From the Archives: Why We Need Women’s and Gender Studies Programs

After @darmiuth made a splash on Twitter this week by writing about male scientists as though they were women, the idea of the Finkbeiner Test was bandied about again and made me think of my take, back in 2012, about the Finkbeiner Test and how we talk about women writers. I thought about reposting that piece today.

And then RooshV decided to plan (and then cancelled) a bunch of meet-ups in Canada.

And the OED defined feminism as rabid.

And SFU posted a totally sexist video for Sweater Day.

And Mount Allison announced that they were defunding their Women’s and Gender Studies Program (despite their track-record of gender violence on campus, and its arguably minimal cost to the institution).

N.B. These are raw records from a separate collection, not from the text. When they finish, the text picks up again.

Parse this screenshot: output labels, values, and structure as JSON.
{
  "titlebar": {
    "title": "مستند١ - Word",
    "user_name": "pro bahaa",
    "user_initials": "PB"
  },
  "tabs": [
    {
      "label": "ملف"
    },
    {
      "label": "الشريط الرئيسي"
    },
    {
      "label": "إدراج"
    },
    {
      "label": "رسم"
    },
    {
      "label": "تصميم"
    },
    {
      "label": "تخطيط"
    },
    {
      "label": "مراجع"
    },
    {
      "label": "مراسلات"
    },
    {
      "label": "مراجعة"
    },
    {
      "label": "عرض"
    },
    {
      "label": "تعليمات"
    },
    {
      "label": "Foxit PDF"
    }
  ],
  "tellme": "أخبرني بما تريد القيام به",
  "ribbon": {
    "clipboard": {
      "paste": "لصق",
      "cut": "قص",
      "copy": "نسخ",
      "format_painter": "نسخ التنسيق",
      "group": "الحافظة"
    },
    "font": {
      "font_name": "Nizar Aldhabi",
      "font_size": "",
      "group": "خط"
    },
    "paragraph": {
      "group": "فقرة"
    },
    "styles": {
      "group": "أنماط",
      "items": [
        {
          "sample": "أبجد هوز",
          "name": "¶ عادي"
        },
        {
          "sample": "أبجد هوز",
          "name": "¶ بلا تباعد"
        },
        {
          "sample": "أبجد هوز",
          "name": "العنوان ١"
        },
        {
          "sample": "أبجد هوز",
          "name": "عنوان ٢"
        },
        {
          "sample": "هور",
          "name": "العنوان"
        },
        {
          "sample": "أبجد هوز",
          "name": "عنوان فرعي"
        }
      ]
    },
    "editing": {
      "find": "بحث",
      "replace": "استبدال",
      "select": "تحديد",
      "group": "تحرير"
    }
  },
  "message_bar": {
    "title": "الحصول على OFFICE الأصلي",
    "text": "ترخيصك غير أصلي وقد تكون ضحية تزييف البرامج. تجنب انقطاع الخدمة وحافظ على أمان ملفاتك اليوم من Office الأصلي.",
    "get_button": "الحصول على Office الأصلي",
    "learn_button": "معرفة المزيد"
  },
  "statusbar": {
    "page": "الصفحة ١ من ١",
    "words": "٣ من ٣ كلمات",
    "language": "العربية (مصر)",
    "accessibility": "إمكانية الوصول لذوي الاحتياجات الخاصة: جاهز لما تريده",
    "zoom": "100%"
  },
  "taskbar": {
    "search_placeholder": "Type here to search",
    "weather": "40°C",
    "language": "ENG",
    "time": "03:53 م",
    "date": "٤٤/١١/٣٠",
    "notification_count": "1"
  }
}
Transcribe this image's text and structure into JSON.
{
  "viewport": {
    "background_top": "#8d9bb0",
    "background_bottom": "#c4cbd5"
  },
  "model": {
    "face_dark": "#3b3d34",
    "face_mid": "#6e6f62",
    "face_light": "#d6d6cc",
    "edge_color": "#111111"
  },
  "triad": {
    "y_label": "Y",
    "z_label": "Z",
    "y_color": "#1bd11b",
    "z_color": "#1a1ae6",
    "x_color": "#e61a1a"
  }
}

So I think it’s time to revisit a whole bunch of our past writing on gender and sexism in and out of the academy, also known as some of the many reasons that we need women’s and gender studies programs:

Boyda generates some productive anger on the subject of gender bias in teaching evaluations

Remembering back to David Gilmour and sexist syllabi

Aimée on the sexist microagressions of university homepages

Challenging unconscious bias in reference letters for women

Margrit on sexist microagressions and the power of exposure, naming, and visibility

Aimée on the relationship between “merit,” casual racism, and gender balance on campus

Sexist fails at academic conferences

How to change the fact that 80% of the “experts” we see in the media are men

Guest blogger Andrew Bretz on the rape culture pervasive on Canadian university campuses

On not getting out the the way for men on the sidewalk

And, of course, Erin’s Monday roundup of posts on rape culture and the Ghomeshi trial